Another difference is the use of keyboards, used now almost exclusively as backing instruments. No more piano solo parts like in Arcanes, gone are also the minimalist instrumental interludes; the only instrumental track here, Tuned to a dead Channel, being easily the worse on the album, sounding exactly as the previous tracks – like a song which was intended to have vocals on it, which were given up. Simply useless.
And here lies the weakness of this album. In spite of excellent tracks, oppressive atmosphere, memorable tunes, it tends to repeat itself, two songs being absolute fillers (Recall the Absence, Manifold of) which add nothing to the album. Luckily the wonderful track sung in French – this band must be so proud of its country it feels like writing a song in its mother tongue in every album – La Chute de l’Architecte (The Fall of the Architect) raises the level again after the crappy instrumental, with the best vocal performance of both singers (Loïc Malassagne’s style sounding closer to declamation than actual singing), more inspired (and of course, still slow) riffs and interesting lyrics for who can understand them. The following track, as said before, is no more than a filler, and the album closes on Serene Eves, the ending of this song being an apotheosis of despair (after a quite common beginning) which will once again haunt you long after it has faded away.
Dystopia is still likely to provoke sadness and uneasiness as its predecessor, and still boasts this melodic side which makes this band so pleasant to listen to, but unfortunately can’t escape monotony. But it could have been worse: from a gothic-doom band, Anthemon could have turned into a crappy gothic band instead of a good doom metal band.

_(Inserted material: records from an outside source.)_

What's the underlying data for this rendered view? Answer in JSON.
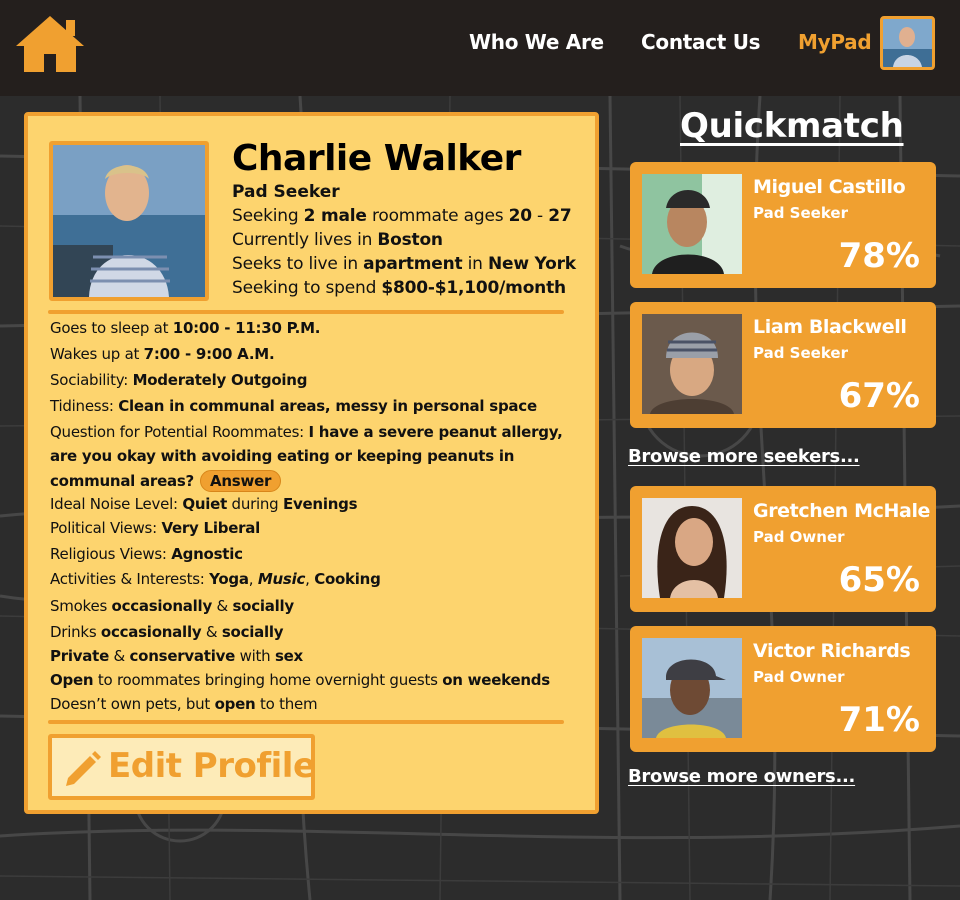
{
  "nav": {
    "home_icon": "house-icon",
    "links": [
      "Who We Are",
      "Contact Us",
      "MyPad"
    ],
    "accent": "#f0a030"
  },
  "profile": {
    "name": "Charlie Walker",
    "role": "Pad Seeker",
    "seeking": {
      "pre": "Seeking ",
      "count": "2 male",
      "mid": " roommate ages ",
      "age_min": "20",
      "dash": " - ",
      "age_max": "27"
    },
    "lives": {
      "pre": "Currently lives in ",
      "city": "Boston"
    },
    "seeks_live": {
      "pre": "Seeks to live in ",
      "type": "apartment",
      "mid": " in ",
      "city": "New York"
    },
    "budget": {
      "pre": "Seeking to spend ",
      "amount": "$800-$1,100/month"
    },
    "details": {
      "sleep": {
        "label": "Goes to sleep at ",
        "value": "10:00 - 11:30 P.M."
      },
      "wake": {
        "label": "Wakes up at ",
        "value": "7:00 - 9:00 A.M."
      },
      "sociability": {
        "label": "Sociability: ",
        "value": "Moderately Outgoing"
      },
      "tidiness": {
        "label": "Tidiness: ",
        "value": "Clean in communal areas, messy in personal space"
      },
      "question": {
        "label": "Question for Potential Roommates: ",
        "line1": "I have a severe peanut allergy,",
        "line2": "are you okay with avoiding eating or keeping peanuts in",
        "line3": "communal areas?",
        "answer_label": "Answer"
      },
      "noise": {
        "label": "Ideal Noise Level: ",
        "level": "Quiet",
        "mid": " during ",
        "time": "Evenings"
      },
      "political": {
        "label": "Political Views: ",
        "value": "Very Liberal"
      },
      "religious": {
        "label": "Religious Views: ",
        "value": "Agnostic"
      },
      "activities": {
        "label": "Activities & Interests: ",
        "a": "Yoga",
        "sep1": ", ",
        "b": "Music",
        "sep2": ", ",
        "c": "Cooking"
      },
      "smokes": {
        "pre": "Smokes ",
        "a": "occasionally",
        "mid": " & ",
        "b": "socially"
      },
      "drinks": {
        "pre": "Drinks ",
        "a": "occasionally",
        "mid": " & ",
        "b": "socially"
      },
      "sex": {
        "a": "Private",
        "mid1": " & ",
        "b": "conservative",
        "mid2": " with ",
        "c": "sex"
      },
      "guests": {
        "a": "Open",
        "mid": " to roommates bringing home overnight guests ",
        "b": "on weekends"
      },
      "pets": {
        "pre": "Doesn’t own pets, but ",
        "a": "open",
        "post": " to them"
      }
    },
    "edit_label": "Edit Profile",
    "edit_icon": "pencil-icon"
  },
  "quickmatch": {
    "title": "Quickmatch",
    "seekers": [
      {
        "name": "Miguel Castillo",
        "role": "Pad Seeker",
        "percent": "78%"
      },
      {
        "name": "Liam Blackwell",
        "role": "Pad Seeker",
        "percent": "67%"
      }
    ],
    "browse_seekers": "Browse more seekers...",
    "owners": [
      {
        "name": "Gretchen McHale",
        "role": "Pad Owner",
        "percent": "65%"
      },
      {
        "name": "Victor Richards",
        "role": "Pad Owner",
        "percent": "71%"
      }
    ],
    "browse_owners": "Browse more owners..."
  }
}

Highlights: Above us, Foretell Omega, La Chute de l’Architecte, Serene Eves